--- Record extracts ---

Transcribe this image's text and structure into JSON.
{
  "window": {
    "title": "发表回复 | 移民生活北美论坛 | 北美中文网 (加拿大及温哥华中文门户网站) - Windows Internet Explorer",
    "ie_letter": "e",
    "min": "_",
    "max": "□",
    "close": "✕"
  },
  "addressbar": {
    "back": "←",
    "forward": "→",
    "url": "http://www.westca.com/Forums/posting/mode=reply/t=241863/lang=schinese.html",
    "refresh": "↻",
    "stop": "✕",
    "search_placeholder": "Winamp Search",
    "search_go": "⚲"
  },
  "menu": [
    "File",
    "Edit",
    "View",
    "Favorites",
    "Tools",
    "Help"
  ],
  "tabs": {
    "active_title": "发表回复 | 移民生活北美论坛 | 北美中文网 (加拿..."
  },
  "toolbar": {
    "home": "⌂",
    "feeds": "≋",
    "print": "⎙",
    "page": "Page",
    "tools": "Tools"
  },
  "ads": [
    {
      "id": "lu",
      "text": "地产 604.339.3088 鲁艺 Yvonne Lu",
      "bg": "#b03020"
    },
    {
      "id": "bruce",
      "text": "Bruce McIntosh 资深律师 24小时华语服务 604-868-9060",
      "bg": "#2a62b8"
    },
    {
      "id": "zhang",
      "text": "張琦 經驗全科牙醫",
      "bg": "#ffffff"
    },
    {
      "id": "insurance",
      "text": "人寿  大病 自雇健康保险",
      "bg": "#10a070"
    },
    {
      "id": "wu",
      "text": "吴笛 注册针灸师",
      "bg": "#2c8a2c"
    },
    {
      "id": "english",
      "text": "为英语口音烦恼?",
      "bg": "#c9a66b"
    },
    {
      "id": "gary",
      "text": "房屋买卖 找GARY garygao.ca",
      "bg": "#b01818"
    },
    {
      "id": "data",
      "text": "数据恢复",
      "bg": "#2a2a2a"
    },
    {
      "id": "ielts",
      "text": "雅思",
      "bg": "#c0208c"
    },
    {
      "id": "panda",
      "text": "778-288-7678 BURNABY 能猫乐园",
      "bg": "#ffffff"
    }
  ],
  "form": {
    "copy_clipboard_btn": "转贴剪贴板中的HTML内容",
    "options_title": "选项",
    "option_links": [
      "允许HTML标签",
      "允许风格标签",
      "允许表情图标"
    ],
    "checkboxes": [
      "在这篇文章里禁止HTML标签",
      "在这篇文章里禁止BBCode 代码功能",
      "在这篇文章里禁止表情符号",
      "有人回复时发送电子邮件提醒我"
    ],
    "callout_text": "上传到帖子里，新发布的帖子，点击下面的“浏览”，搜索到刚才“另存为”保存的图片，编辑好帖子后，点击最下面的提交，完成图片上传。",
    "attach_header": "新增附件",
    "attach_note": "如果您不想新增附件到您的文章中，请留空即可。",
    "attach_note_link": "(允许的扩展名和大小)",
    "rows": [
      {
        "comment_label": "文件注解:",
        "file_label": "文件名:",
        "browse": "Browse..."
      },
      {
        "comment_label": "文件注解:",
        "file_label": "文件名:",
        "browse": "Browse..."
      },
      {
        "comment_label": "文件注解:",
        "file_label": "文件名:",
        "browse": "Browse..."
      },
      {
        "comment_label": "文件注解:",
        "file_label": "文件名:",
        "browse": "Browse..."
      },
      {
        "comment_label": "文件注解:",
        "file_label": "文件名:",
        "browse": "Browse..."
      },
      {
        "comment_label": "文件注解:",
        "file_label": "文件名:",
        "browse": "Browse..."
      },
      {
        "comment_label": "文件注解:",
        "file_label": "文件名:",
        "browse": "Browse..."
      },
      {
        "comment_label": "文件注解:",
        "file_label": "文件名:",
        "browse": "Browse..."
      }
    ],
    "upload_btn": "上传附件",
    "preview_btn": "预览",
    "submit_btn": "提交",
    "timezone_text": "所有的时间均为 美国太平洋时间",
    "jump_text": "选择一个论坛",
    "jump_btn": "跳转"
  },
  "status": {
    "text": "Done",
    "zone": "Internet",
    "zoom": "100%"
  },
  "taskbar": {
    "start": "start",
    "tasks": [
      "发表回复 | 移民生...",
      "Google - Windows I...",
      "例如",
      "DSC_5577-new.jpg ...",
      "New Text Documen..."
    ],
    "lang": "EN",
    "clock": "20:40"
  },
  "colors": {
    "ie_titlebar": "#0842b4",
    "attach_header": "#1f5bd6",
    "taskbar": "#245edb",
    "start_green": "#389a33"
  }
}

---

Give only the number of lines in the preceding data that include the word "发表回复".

Written response
3